Norovirus is a highly contagious virus and the most common viral foodborne illness. Norovirus infection is acquired by consuming produce (fruit and vegetables) irrigated with contaminated water contaminated with human or animal feces - or shellfish farmed or harvested in water contaminated with human sewage. Because only a few norovirus particles can make people sick, infection can also occur by consuming food handled by a person infected with the virus - or being in direct contact with an object, surface, or person that has been infected.
Going to the beach? While preparing for the heat on your body - also plan on the effects of heat on your food. Foodborne illnesses increase during the summer because not only does bacteria multiply faster in warmer temperatures, but preparing food outdoors makes safe food handling more challenging.
Businesses spend $170 billion a year on costs associated with occupational injuries and illnesses.

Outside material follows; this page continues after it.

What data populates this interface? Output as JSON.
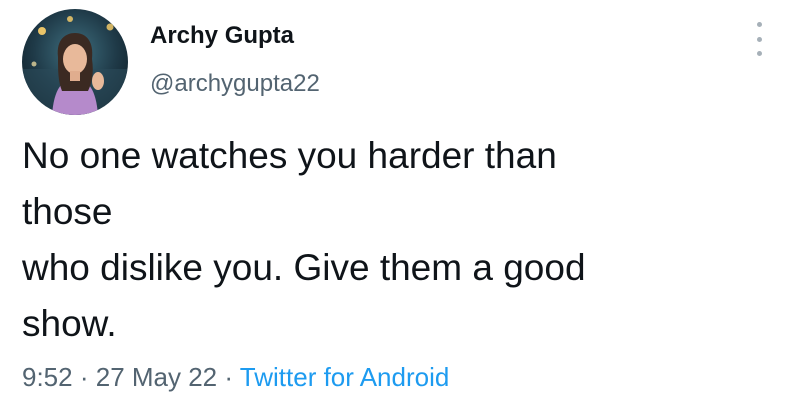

But workplaces that establish safety and health management systems can reduce their injury and illness costs.
Illinois Public Act 99-0046 (PDF) requires alcohol servers (and those checking ID's for alcohol service) in Illinois on-premise establishments to successfully complete a BASSET class and to complete a re-certification every 3 years.
"Focus Four" training course provides an overview of construction-related hazards: struck by, caught in between, fall protection and electrical safety.
Aside from the obvious benefit of keeping employees safe, healthy, and productive - along with meeting the OSHA workplace safety standards - health and safety training makes financial sense for employers.
OSHA requires that every forklift operator be trained and certified to operate the powered industrial truck in the workplace, and that the operator’s performance be evaluated under the provisions of 1910.178(l)(3) every three years. Check out some basic tips to stay safe while operating forklifts.